U.S. mine deaths fall to 67; the lowest on record
Friday, January 3, 2003
PIKEVILLE, Ky. -- The number of miners killed on the job in the United States fell in 2002 to the lowest level on record: 67.
The U.S. Mine Safety and Health Administration reported that 27 of the deaths happened in coal mines, down from 42 in 2001, and 40 were in copper, gold, stone and other types of mines, up from 30 in 2001.
The 67 deaths are the lowest number since the federal government began keeping records in 1910. The previous low was last year's 72 deaths.
"Clearly, it's a trend that we wanted to see," said Bruce Watzman, vice president for safety and health with the National Mining Association. "It's a trend we hope and pray for on a daily basis."
Nine people died in Kentucky's coalfields in 2002. West Virginia was second in coal mine fatalities with six.
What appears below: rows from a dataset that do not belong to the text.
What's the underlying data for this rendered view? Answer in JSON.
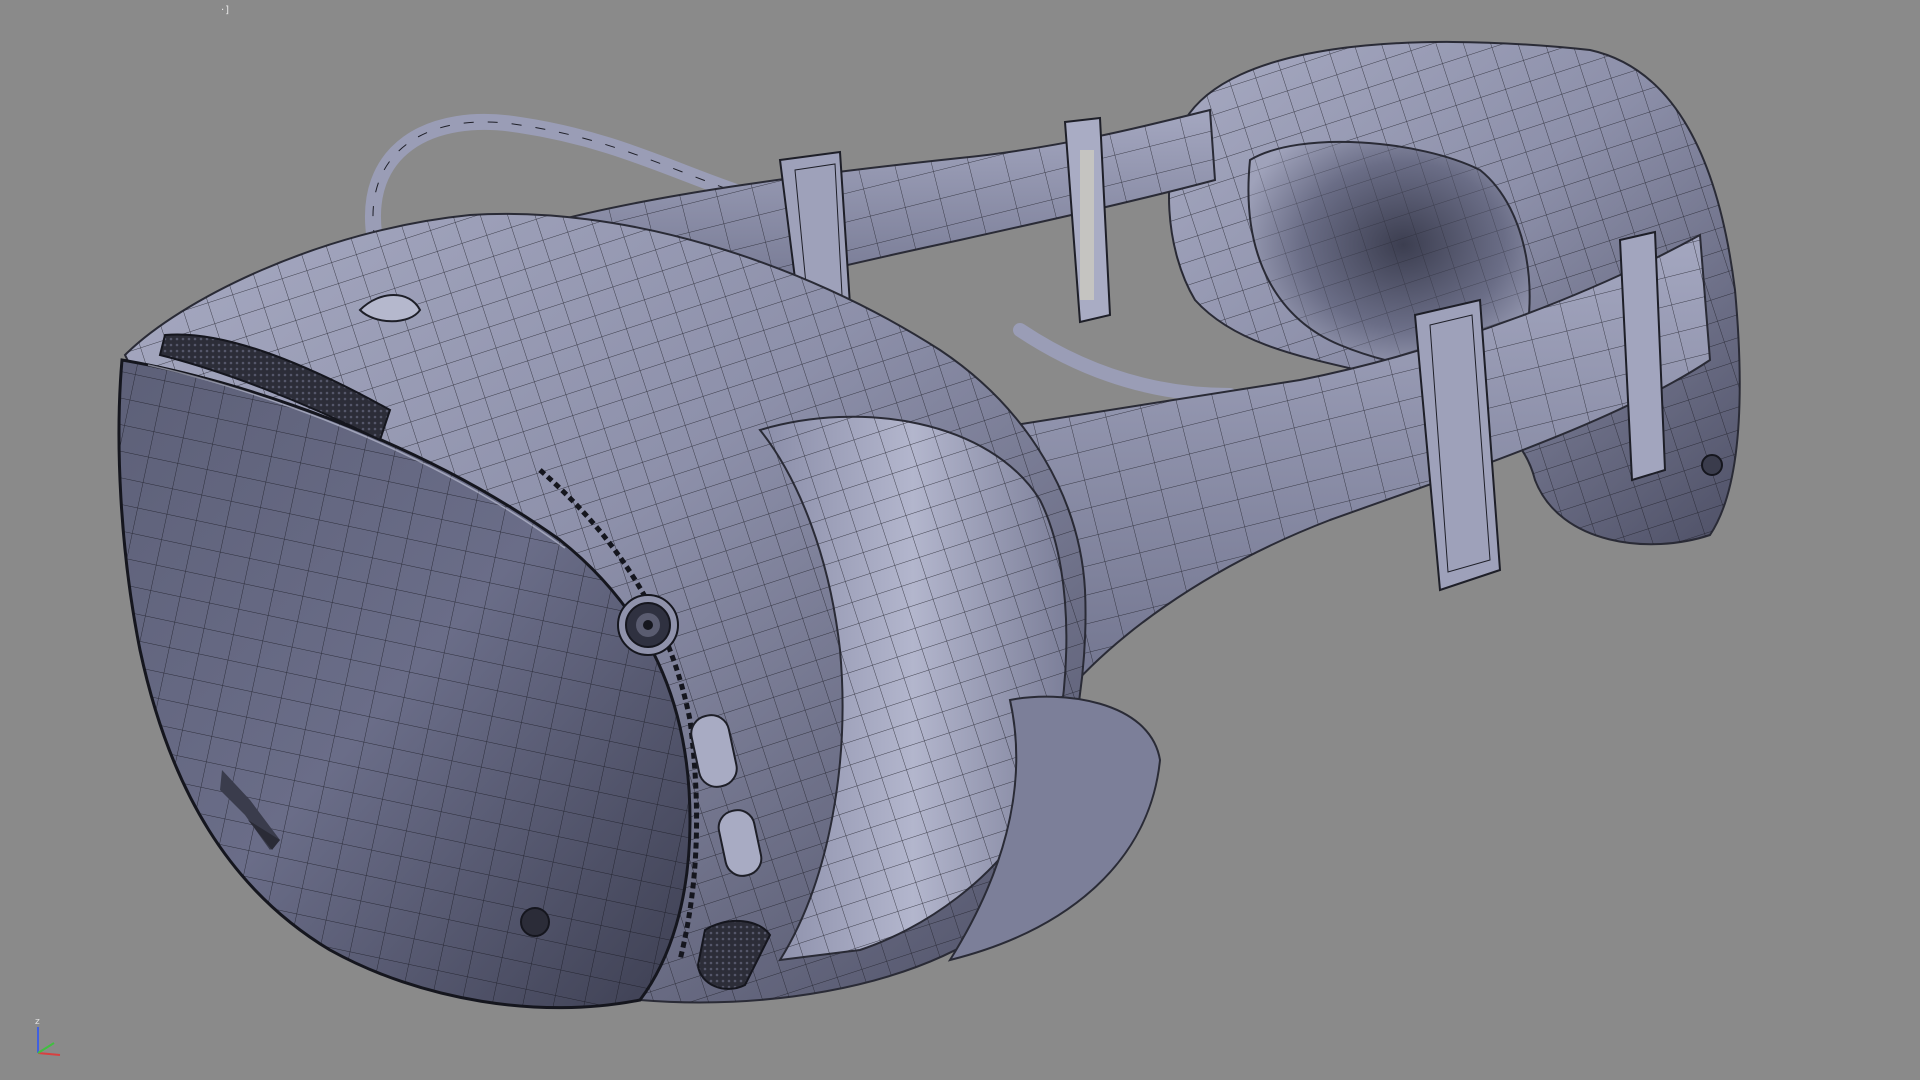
{
  "viewport": {
    "label": "·]",
    "background": "#8a8a8a",
    "shading": "shaded-with-wireframe",
    "object": "vr-headset"
  },
  "axis_gizmo": {
    "z_label": "z",
    "x_color": "#d84040",
    "y_color": "#40c040",
    "z_color": "#4060e0"
  },
  "model": {
    "base_color": "#8f93ae",
    "highlight_color": "#b9bcd2",
    "shadow_color": "#4a4c60",
    "wire_color": "#1e1f28"
  }
}
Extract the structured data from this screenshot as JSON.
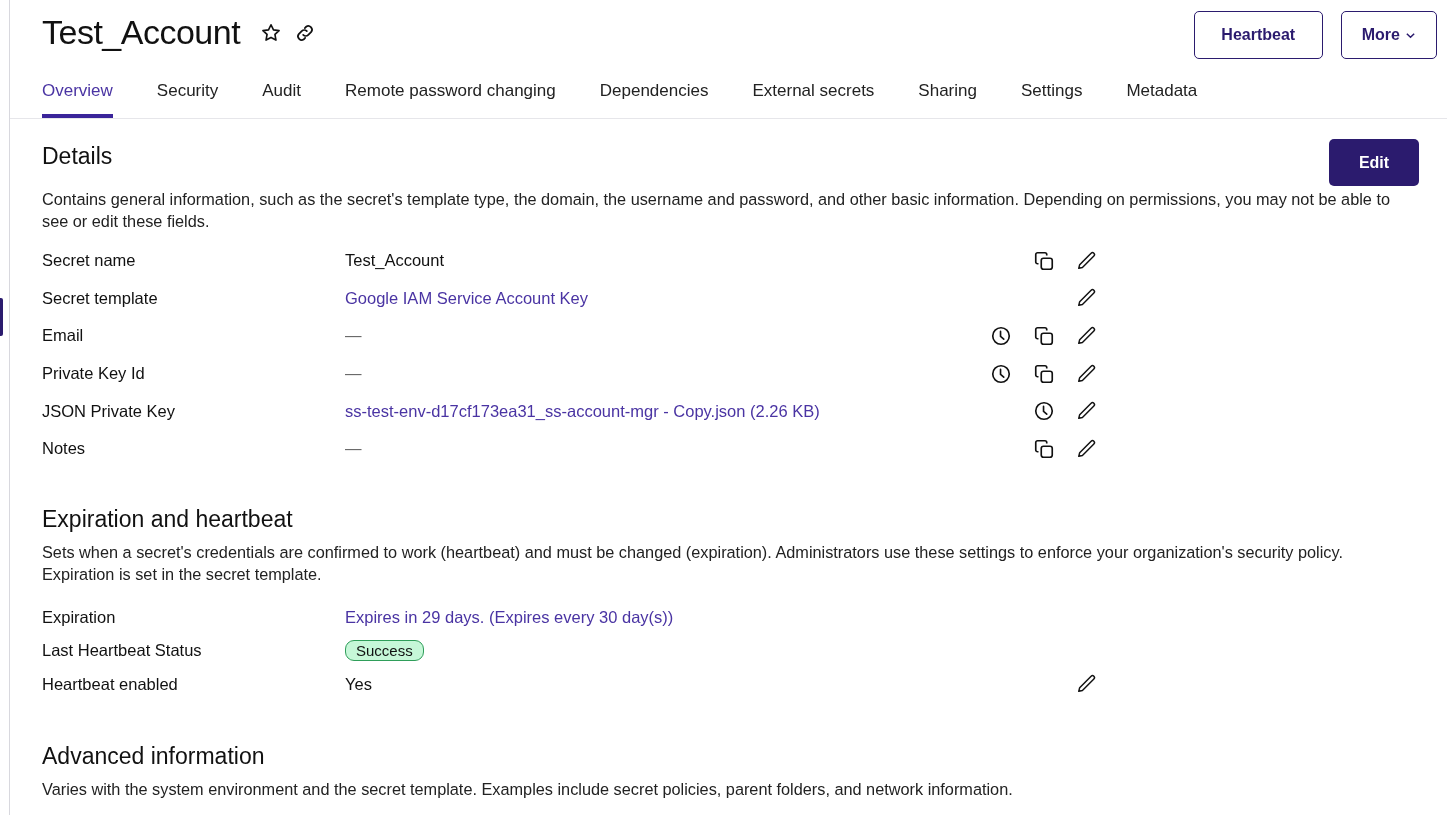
{
  "header": {
    "title": "Test_Account",
    "buttons": [
      {
        "label": "Heartbeat",
        "kind": "plain"
      },
      {
        "label": "More",
        "kind": "dropdown"
      }
    ]
  },
  "tabs": [
    {
      "label": "Overview",
      "selected": true
    },
    {
      "label": "Security",
      "selected": false
    },
    {
      "label": "Audit",
      "selected": false
    },
    {
      "label": "Remote password changing",
      "selected": false
    },
    {
      "label": "Dependencies",
      "selected": false
    },
    {
      "label": "External secrets",
      "selected": false
    },
    {
      "label": "Sharing",
      "selected": false
    },
    {
      "label": "Settings",
      "selected": false
    },
    {
      "label": "Metadata",
      "selected": false
    }
  ],
  "details": {
    "title": "Details",
    "edit_button": "Edit",
    "description": "Contains general information, such as the secret's template type, the domain, the username and password, and other basic information. Depending on permissions, you may not be able to see or edit these fields.",
    "fields": [
      {
        "label": "Secret name",
        "value": "Test_Account",
        "kind": "text",
        "actions": [
          {
            "kind": "copy"
          },
          {
            "kind": "edit"
          }
        ]
      },
      {
        "label": "Secret template",
        "value": "Google IAM Service Account Key",
        "kind": "link",
        "actions": [
          {
            "kind": "edit"
          }
        ]
      },
      {
        "label": "Email",
        "value": "—",
        "kind": "empty",
        "actions": [
          {
            "kind": "history"
          },
          {
            "kind": "copy"
          },
          {
            "kind": "edit"
          }
        ]
      },
      {
        "label": "Private Key Id",
        "value": "—",
        "kind": "empty",
        "actions": [
          {
            "kind": "history"
          },
          {
            "kind": "copy"
          },
          {
            "kind": "edit"
          }
        ]
      },
      {
        "label": "JSON Private Key",
        "value": "ss-test-env-d17cf173ea31_ss-account-mgr - Copy.json (2.26 KB)",
        "kind": "link",
        "actions": [
          {
            "kind": "history"
          },
          {
            "kind": "edit"
          }
        ]
      },
      {
        "label": "Notes",
        "value": "—",
        "kind": "empty",
        "actions": [
          {
            "kind": "copy"
          },
          {
            "kind": "edit"
          }
        ]
      }
    ]
  },
  "expiration": {
    "title": "Expiration and heartbeat",
    "description": "Sets when a secret's credentials are confirmed to work (heartbeat) and must be changed (expiration). Administrators use these settings to enforce your organization's security policy. Expiration is set in the secret template.",
    "fields": [
      {
        "label": "Expiration",
        "value": "Expires in 29 days. (Expires every 30 day(s))",
        "kind": "link"
      },
      {
        "label": "Last Heartbeat Status",
        "value": "Success",
        "kind": "badge"
      },
      {
        "label": "Heartbeat enabled",
        "value": "Yes",
        "kind": "text",
        "actions": [
          {
            "kind": "edit"
          }
        ]
      }
    ]
  },
  "advanced": {
    "title": "Advanced information",
    "description": "Varies with the system environment and the secret template. Examples include secret policies, parent folders, and network information."
  }
}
Virginia had four and Pennsylvania three.
Nationally, more than 100 coal miners died in mine accidents each year through the 1970s, but the numbers have declined since then.
Bill Caylor, president of the Kentucky Coal Association, said the decrease in deaths in 2002 came despite an increase in mining activity.
"It's a combination of better training, better equipment, more conscientious oversight by regulatory agencies and more emphasis on safety by companies," he said. "Our goal is to have zero fatalities, and we're slowly heading toward that goal. The mining industry won't be happy until we reach that goal."